"Have you seen my flash drive?" I asked in a panic.
"No," she said.

I was nearly in tears. This was the biggest meeting of my career. I had five minutes to get out the door, and the tiny drive was missing.

Then I looked at my child's toy. She was galloping a horse through a field of blocks and string. Around the horse's neck was a bridle made of bright blue ribbon. At the end of the ribbon was my flash drive. I untangled the drive from the horse's neck, gave my child a hug and headed off to my meeting.

Such is the life of a homepreneur.

Sunday, August 8, 2010

Organization Will Save Your Organization

In the office, you had a small corner of the corporate world from which to ply your trade. You may have had a cubby in cubicle city or an office with a window. Either way, your space was compact, standardized, and vacuumed by the night cleaning crew. Not so at home. Unless you live in a studio apartment, you home has multiple rooms to spread out your stuff. And stuff can make a mess. Receipts, contact business cards, and paperwork all pile up quickly. Mix in your personal bills, magazines, and junk mail and you have business paper chaos. Searching through stacks of paperwork reduces productivity and can lead to errors. Organization isn’t complicated. It just requires a little extra effort and a method to sort through the madness.

Step 1: Set aside space for a filing cabinet. In today’s electronic business world much is done through e-mail, fax and phone, but paper still exists and needs to be stored. Create a file for bills, customer documents, and receipts. You may need these documents for backup if questions arise about work you have performed or bills that require payment. They also come in handy at tax time when you are searching for deductions.

Step 2: Set up a filing system on your computer. This filing system can mirror your paper filing system if you like consistency and will be scanning in paper documents for backup. Otherwise, choose categories that make the most sense. My system includes folders for each client. Within the client folders I include invoices, client work in progress, important e-mail messages, and faxed documents. I also have folders for business receipts that I receive through e-mail.

Step 3: Organize your contact information. Losing contact information is a quick way to miss business opportunities. Contact management or spreadsheet software such as MS Excel provides a single location to store all your contact information. Contact management software has the added advantage of being able to track client conversation notes, reminders, and documents in one place.

Learn more about managing a home business in Managing Your Business the Toddler Way by Michelle Novak.

Thursday, July 29, 2010

New Twist on Old Tactics

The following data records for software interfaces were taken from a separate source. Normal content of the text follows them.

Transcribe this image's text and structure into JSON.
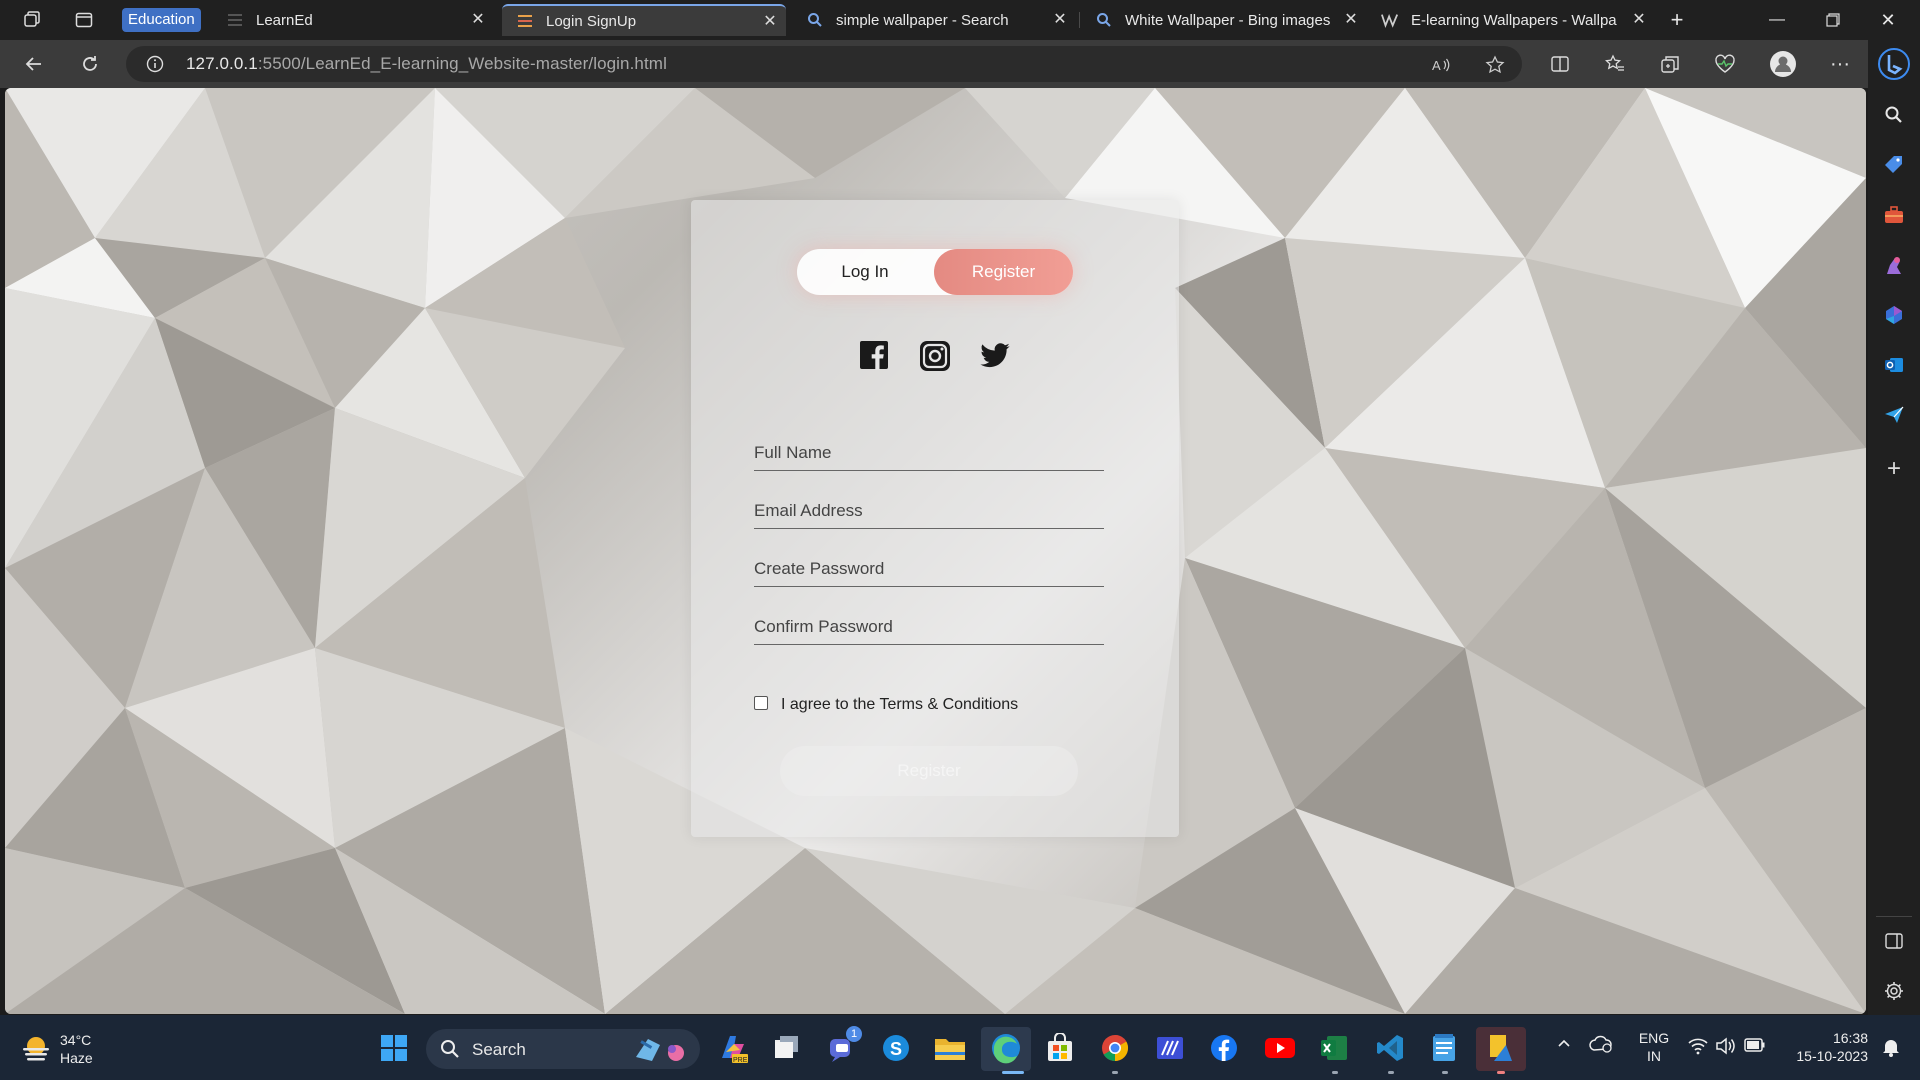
{
  "browser": {
    "tab_group_label": "Education",
    "tabs": [
      {
        "label": "LearnEd",
        "icon": "learned-favicon-icon"
      },
      {
        "label": "Login SignUp",
        "icon": "learned-favicon-icon",
        "active": true
      },
      {
        "label": "simple wallpaper - Search",
        "icon": "bing-search-icon"
      },
      {
        "label": "White Wallpaper - Bing images",
        "icon": "bing-search-icon"
      },
      {
        "label": "E-learning Wallpapers - Wallpa",
        "icon": "wallpaper-site-icon"
      }
    ],
    "url_host": "127.0.0.1",
    "url_path": ":5500/LearnEd_E-learning_Website-master/login.html",
    "accent": "#7aa6e8"
  },
  "page": {
    "toggle": {
      "login_label": "Log In",
      "register_label": "Register"
    },
    "social": [
      "facebook-icon",
      "instagram-icon",
      "twitter-icon"
    ],
    "fields": {
      "full_name_placeholder": "Full Name",
      "email_placeholder": "Email Address",
      "password_placeholder": "Create Password",
      "confirm_placeholder": "Confirm Password"
    },
    "terms_label": "I agree to the Terms & Conditions",
    "terms_checked": false,
    "submit_label": "Register",
    "accent_color": "#ee958c"
  },
  "taskbar": {
    "weather_temp": "34°C",
    "weather_desc": "Haze",
    "search_label": "Search",
    "teams_badge": "1",
    "lang_top": "ENG",
    "lang_bottom": "IN",
    "time": "16:38",
    "date": "15-10-2023"
  }
}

We've all heard popular marketing calls to action.
  • For a limited Time Only!
  • Act now or miss this opportunity!
  • A once in a lifetime chance!
Maybe we've even used a few in our advertising. These phrases are designed to spur consumers to buy products quickly. But do they work or are consumers becoming wise to the ways or marketers? With a flood of ads on TV, the Internet, the radio, mobile devices and even in bathroom stalls, it is possible that consumers are learning to tune out advertising. Or maybe they just aren't getting the right message.

Audiences are increasingly segmented and generic calls to action may not yield results because they aren't the appropriate message for the intended consumer. For example, if an experienced, financially savvy car buyer is looking for a new car, she may ignore Act Now messages. She is more likely to spend time researching the pros and cons of different car models before making her decision. Messaging that provides the information this buyer is looking for is more likely to attract her attention.

Because of this change in consumer expectations, a good first step in creating messages to attract consumers is to create customer profiles. Learning consumer groups' buying habits, where they get their information, and how they make their decisions and then building messages around those profiles will yield more targeted messaging that does more than "sell" to potential buyers. It will inform and hopefully incite the consumer to action.